• [AIM OF THE EXERCISE]:
Would you restate the data exactly as given?

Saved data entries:
*** Block opens ***
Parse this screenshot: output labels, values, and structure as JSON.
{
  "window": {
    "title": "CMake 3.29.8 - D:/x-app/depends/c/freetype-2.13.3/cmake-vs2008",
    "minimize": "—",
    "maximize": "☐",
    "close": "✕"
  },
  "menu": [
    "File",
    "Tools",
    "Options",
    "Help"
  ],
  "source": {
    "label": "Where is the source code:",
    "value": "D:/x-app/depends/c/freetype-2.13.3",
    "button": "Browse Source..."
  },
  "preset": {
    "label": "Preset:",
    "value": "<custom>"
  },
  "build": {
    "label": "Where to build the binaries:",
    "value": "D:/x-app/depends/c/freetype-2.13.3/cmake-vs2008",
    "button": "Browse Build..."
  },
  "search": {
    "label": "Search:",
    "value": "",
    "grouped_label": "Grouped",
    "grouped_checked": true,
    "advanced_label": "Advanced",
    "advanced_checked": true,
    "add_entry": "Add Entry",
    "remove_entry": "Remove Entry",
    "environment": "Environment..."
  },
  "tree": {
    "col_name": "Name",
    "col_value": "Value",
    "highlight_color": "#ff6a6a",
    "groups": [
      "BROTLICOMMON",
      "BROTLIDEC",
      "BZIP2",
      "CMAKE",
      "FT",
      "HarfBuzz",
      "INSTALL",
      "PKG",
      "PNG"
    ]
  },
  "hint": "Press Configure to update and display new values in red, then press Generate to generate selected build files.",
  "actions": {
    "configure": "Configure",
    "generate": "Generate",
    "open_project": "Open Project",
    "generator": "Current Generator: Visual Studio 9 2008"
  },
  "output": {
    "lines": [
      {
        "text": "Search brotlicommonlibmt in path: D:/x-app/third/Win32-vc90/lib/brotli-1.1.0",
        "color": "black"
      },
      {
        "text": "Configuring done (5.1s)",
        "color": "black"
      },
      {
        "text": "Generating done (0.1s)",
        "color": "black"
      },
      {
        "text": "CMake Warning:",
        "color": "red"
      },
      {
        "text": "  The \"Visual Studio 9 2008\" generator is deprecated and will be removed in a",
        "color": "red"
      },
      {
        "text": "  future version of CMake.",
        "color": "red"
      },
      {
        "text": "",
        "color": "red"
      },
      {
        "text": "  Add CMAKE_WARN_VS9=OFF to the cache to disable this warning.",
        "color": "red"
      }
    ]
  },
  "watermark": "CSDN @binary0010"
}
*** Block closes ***
• [RESPONSE TO THIS EXERCISE]:
Parse this screenshot: output labels, values, and structure as JSON.
{
  "window": {
    "title": "CMake 3.29.8 - D:/x-app/depends/c/freetype-2.13.3/cmake-vs2008",
    "minimize": "—",
    "maximize": "☐",
    "close": "✕"
  },
  "menu": [
    "File",
    "Tools",
    "Options",
    "Help"
  ],
  "source": {
    "label": "Where is the source code:",
    "value": "D:/x-app/depends/c/freetype-2.13.3",
    "button": "Browse Source..."
  },
  "preset": {
    "label": "Preset:",
    "value": "<custom>"
  },
  "build": {
    "label": "Where to build the binaries:",
    "value": "D:/x-app/depends/c/freetype-2.13.3/cmake-vs2008",
    "button": "Browse Build..."
  },
  "search": {
    "label": "Search:",
    "value": "",
    "grouped_label": "Grouped",
    "grouped_checked": true,
    "advanced_label": "Advanced",
    "advanced_checked": true,
    "add_entry": "Add Entry",
    "remove_entry": "Remove Entry",
    "environment": "Environment..."
  },
  "tree": {
    "col_name": "Name",
    "col_value": "Value",
    "highlight_color": "#ff6a6a",
    "groups": [
      "BROTLICOMMON",
      "BROTLIDEC",
      "BZIP2",
      "CMAKE",
      "FT",
      "HarfBuzz",
      "INSTALL",
      "PKG",
      "PNG"
    ]
  },
  "hint": "Press Configure to update and display new values in red, then press Generate to generate selected build files.",
  "actions": {
    "configure": "Configure",
    "generate": "Generate",
    "open_project": "Open Project",
    "generator": "Current Generator: Visual Studio 9 2008"
  },
  "output": {
    "lines": [
      {
        "text": "Search brotlicommonlibmt in path: D:/x-app/third/Win32-vc90/lib/brotli-1.1.0",
        "color": "black"
      },
      {
        "text": "Configuring done (5.1s)",
        "color": "black"
      },
      {
        "text": "Generating done (0.1s)",
        "color": "black"
      },
      {
        "text": "CMake Warning:",
        "color": "red"
      },
      {
        "text": "  The \"Visual Studio 9 2008\" generator is deprecated and will be removed in a",
        "color": "red"
      },
      {
        "text": "  future version of CMake.",
        "color": "red"
      },
      {
        "text": "",
        "color": "red"
      },
      {
        "text": "  Add CMAKE_WARN_VS9=OFF to the cache to disable this warning.",
        "color": "red"
      }
    ]
  },
  "watermark": "CSDN @binary0010"
}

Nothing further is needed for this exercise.